De-annexation should go part and parcel with Rep. Carter’s proposed bill. Annexation where promises are not kept in a timely fashion should be over-turned, either by regulation or popular vote. And not just by vote of the entire city, but solely by those in the affected areas. Taxes from outlying areas should not be used to bolster police protection in Brainerd or North Chattanooga.
Putting annexation to a vote is the ethical and correct procedure. If the myopic City Council can dictate to allow unmarried partners, family and dependents to share taxpayer-paid insurance because a single individual is employed by the city, annexation should be able to be brought to a vote as well. The Tennessee Legislature is frightened that without a state income tax annexation is a viable option. The facts simply do not bear this out.
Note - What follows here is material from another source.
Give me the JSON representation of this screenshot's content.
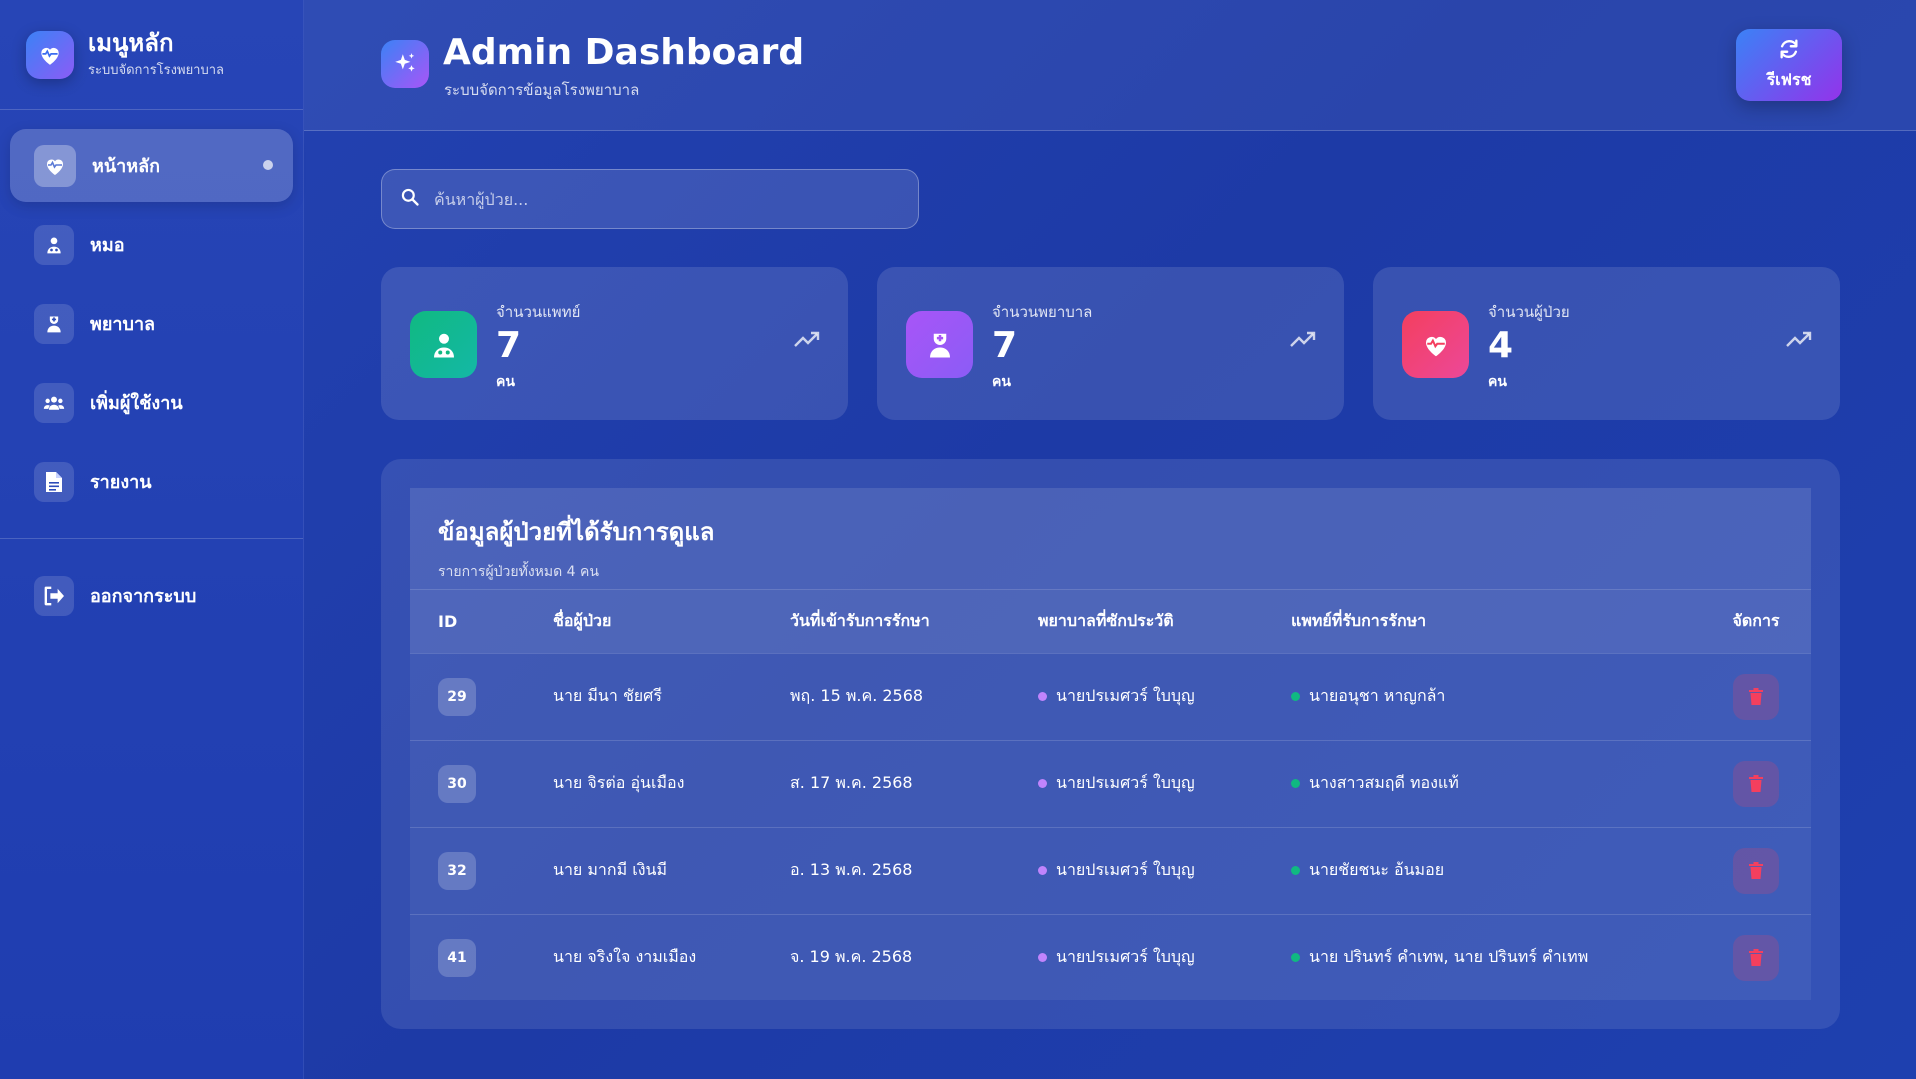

Get with it Tennessee Legislature. You’re behind the times and this will be an election issue.
David D. Fihn